The Centers for Medicare and Medicaid Services (CMS) maintains a list of relative value units (RVUs) for inpatient hospital care. These RVUs are also known as the Diagnosis-Related Group (DRG) weight. DRGs are used to determine how much Medicare reimburses a hospital for providing care, as patients within each DRG category are expected to use a similar amount of hospital resources. A DRG is assigned by a hospital based on the diagnoses and procedures noted by physicians in a patient’s medical record.
Under the conventional DRG system, hospitals were reimbursed the same amount for treating a patient within that DRG, whether that patient was extremely sick or relatively uncomplicated. Recognizing that it was more expensive for hospitals to treat sicker patients, in 2008, CMS changed from DRGs to MS-DRGs, which stand for Medicare-Severity Diagnosis Related Groups. The MS-DRG reflects varying resource intensity to treat a condition through its classification of inpatient admissions into three mutually-exclusive categories: a base MS-DRG; a MS-DRG with care complications or comorbidities (CC); or a MS-DRG with major care complications or major comorbidities (MCC). Note that while these MS-DRGs all reference the same underlying condition, each of the three MS-DRGs will have its own MS-DRG number. A three-digit code is used to represent DRGs and MS-DRGs, but there is no way to match DRGs in the old system to the MS-DRGs, as a given DRG may have been split into two or more MS-DRGs. There were approximately 475 DRGs under the old system, and there are currently approximately 750 MS-DRGs.
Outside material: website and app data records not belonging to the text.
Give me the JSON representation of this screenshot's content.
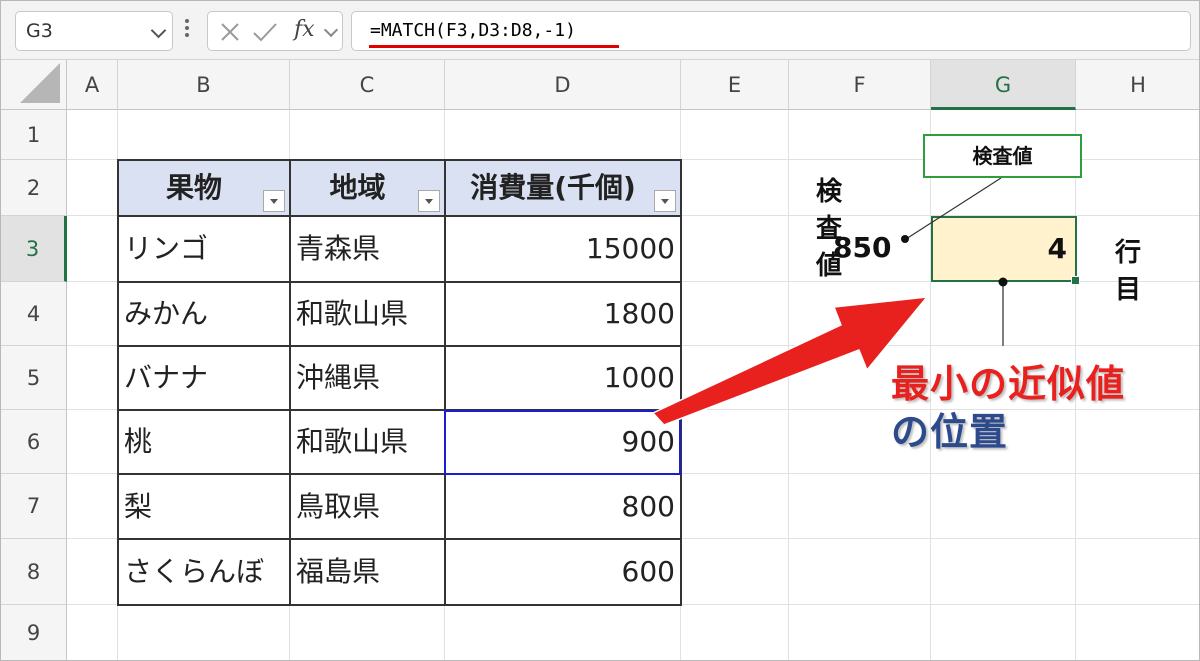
{
  "formula_bar": {
    "name_box": "G3",
    "fx_label": "fx",
    "formula": "=MATCH(F3,D3:D8,-1)"
  },
  "columns": [
    "A",
    "B",
    "C",
    "D",
    "E",
    "F",
    "G",
    "H"
  ],
  "rows": [
    "1",
    "2",
    "3",
    "4",
    "5",
    "6",
    "7",
    "8",
    "9"
  ],
  "selected_cell": {
    "column": "G",
    "row": "3"
  },
  "table": {
    "headers": [
      "果物",
      "地域",
      "消費量(千個)"
    ],
    "rows": [
      [
        "リンゴ",
        "青森県",
        "15000"
      ],
      [
        "みかん",
        "和歌山県",
        "1800"
      ],
      [
        "バナナ",
        "沖縄県",
        "1000"
      ],
      [
        "桃",
        "和歌山県",
        "900"
      ],
      [
        "梨",
        "鳥取県",
        "800"
      ],
      [
        "さくらんぼ",
        "福島県",
        "600"
      ]
    ]
  },
  "lookup": {
    "label": "検査値",
    "value": "850",
    "result": "4",
    "result_suffix": "行目",
    "callout": "検査値"
  },
  "annotation": {
    "line1": "最小の近似値",
    "line2": "の位置"
  },
  "colors": {
    "header_fill": "#d9e1f2",
    "result_fill": "#fff2cc",
    "excel_green": "#217346",
    "highlight_blue": "#1c1cd0",
    "arrow_red": "#e8201e",
    "caption_blue": "#2c4a8c"
  }
}
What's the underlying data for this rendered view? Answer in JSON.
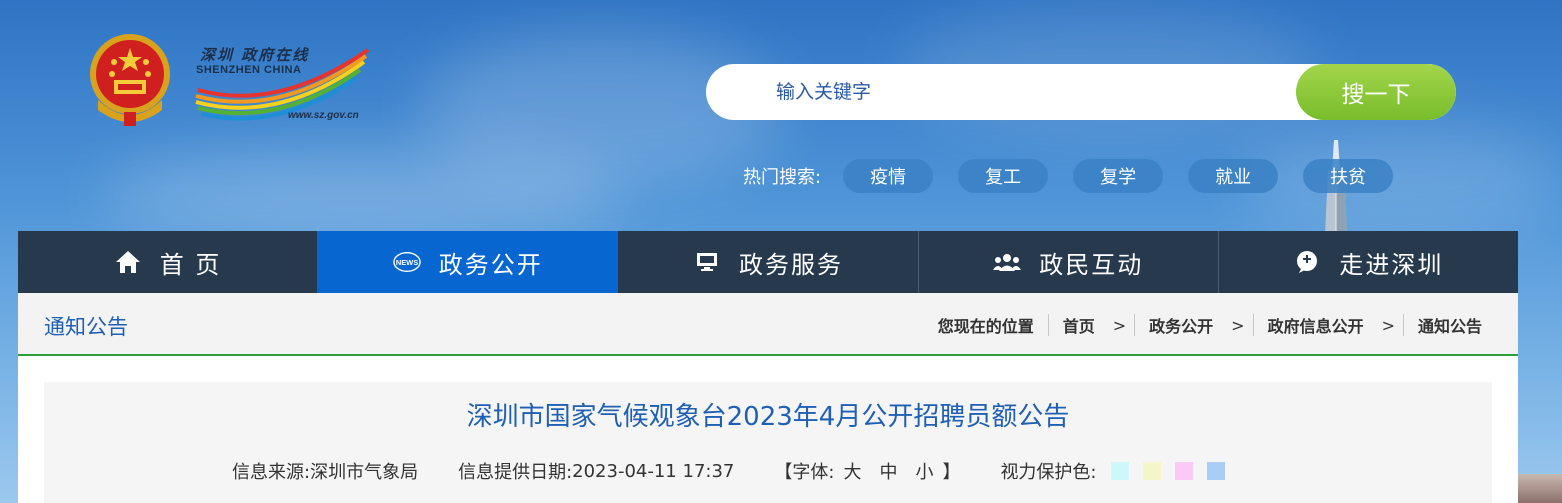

The latest DRG relative value units, along with information on the average length of stay for that MS-DRG, can be found on CMS' web site, in Table 5 entitled, “List of MS-DRGs, Relative Weighting Factors and Geometric and Arthritic Mean Length of Stay.” MS-DRG's weights can be merged to a utilization file using the MS-DRG number. Therefore, in order to be able to use the MS-DRG weights, your dataset must include MS-DRG code numbers. If you are using these data to determine length of stay for your population of interest, you must choose between the average length of stay and geometric mean length of stay. The average length of stay (ALOS) is the simple arithmetic mean, and is calculated by adding up the length of stay for all patients with that MS-DRG and dividing by the number of patients. The geometric length of stay (GLOS) is calculated by multiplying all of the lengths of stay for all patients with that MS-DRG and taking the nth root of that number, where n is the number of patients. The GLOS has the effect of reducing the influence of outlier values, or patients with very high or very low length of stay.
An example of the type of data available from CMS can be seen in the DRG weight files for 1983-2007 and the MS-DRG weight files for 2008-2013 below. However, please refer to the files on the CMS website for the most up-to-date information. It is important to make sure that the DRG or MS-DRG weight file is the same year as the utilization data you are using. HERC also has historical DRG files since 1983; you can email email@example.com to obtain these.